  30. ^ Charles, Dan (September 2, 2019). "Meet The Man Who Guards America's Ketchup". National Public Radio. Archived from the original on December 1, 2020. Retrieved September 3, 2019.
  31. ^ "HNI Corporation". Archived from the original on 2005-09-10.
  32. ^ Hamby, Chris (November 30, 2011). "Despite lone inspector's efforts, persistent haze envelops Iowa town". The Center for Public Integrity. Archived from the original on April 19, 2014. Retrieved July 22, 2014.
  33. ^ "MARRVE". Muscatine, IA - Official Website. 2019-12-06. Archived from the original on 2019-12-24. Retrieved 2019-12-24.
  34. ^ "Muscatine Archived 2020-03-29 at the Wayback Machine." Iowa Department of Education. Retrieved on April 2, 2020.
  35. ^ "Louisa-Muscatine" (PDF). Iowa Department of Education. Archived (PDF) from the original on 2020-04-02. Retrieved 2020-04-02.
  36. ^ "Iowa Newspaper Association". Archived from the original on 2012-02-07. Retrieved 2013-03-26.
  37. ^ "Muscatine News, Events, Things To Do, & More". Voice Of Muscatine. Archived from the original on 2020-04-12. Retrieved 2020-04-12.
  38. ^ MAK (2003-12-29). "Norman Baker / Tangley". Archived from the original on 2016-04-26. Retrieved 2013-03-26.

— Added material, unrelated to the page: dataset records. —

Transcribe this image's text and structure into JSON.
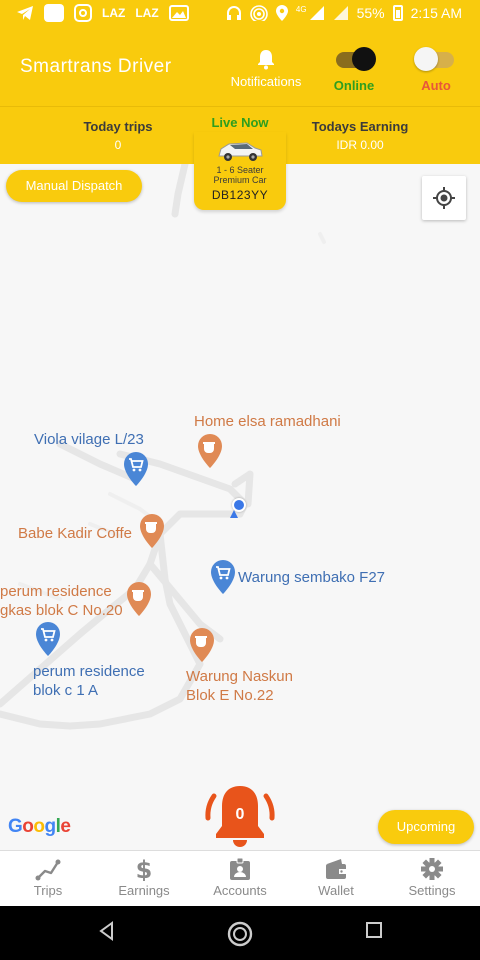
{
  "status_bar": {
    "left_labels": [
      "LAZ",
      "LAZ"
    ],
    "network": "4G",
    "battery": "55%",
    "time": "2:15 AM"
  },
  "header": {
    "app_title": "Smartrans Driver",
    "notifications_label": "Notifications",
    "online_label": "Online",
    "auto_label": "Auto",
    "online_state": true,
    "auto_state": false
  },
  "stats": {
    "today_trips_label": "Today trips",
    "today_trips_value": "0",
    "live_now_label": "Live Now",
    "todays_earning_label": "Todays Earning",
    "todays_earning_value": "IDR 0.00"
  },
  "vehicle": {
    "seat_label": "1 - 6 Seater",
    "car_type": "Premium Car",
    "plate": "DB123YY"
  },
  "map": {
    "manual_dispatch_label": "Manual Dispatch",
    "google_logo": "Google",
    "upcoming_label": "Upcoming",
    "alarm_count": "0",
    "pois": [
      {
        "name": "Home elsa ramadhani",
        "type": "cafe"
      },
      {
        "name": "Viola vilage L/23",
        "type": "shop"
      },
      {
        "name": "Babe Kadir Coffe",
        "type": "cafe"
      },
      {
        "name": "Warung sembako F27",
        "type": "shop"
      },
      {
        "name": "perum residence\ngkas blok C No.20",
        "type": "cafe"
      },
      {
        "name": "perum residence\nblok c 1 A",
        "type": "shop"
      },
      {
        "name": "Warung Naskun\nBlok E No.22",
        "type": "cafe"
      }
    ]
  },
  "bottom_nav": [
    {
      "label": "Trips",
      "icon": "trips-icon"
    },
    {
      "label": "Earnings",
      "icon": "dollar-icon"
    },
    {
      "label": "Accounts",
      "icon": "badge-icon"
    },
    {
      "label": "Wallet",
      "icon": "wallet-icon"
    },
    {
      "label": "Settings",
      "icon": "gear-icon"
    }
  ],
  "colors": {
    "brand_yellow": "#f9cb0d",
    "online_green": "#2e9e1f",
    "auto_red": "#e8563a",
    "alarm_orange": "#e8541b",
    "poi_blue": "#3f6fb3",
    "poi_orange": "#d07a46"
  }
}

  39. ^ "International Connections & Sister Cities". City of Muscatine. Archived from the original on 2020-11-03. Retrieved 2020-10-30.

External links[edit]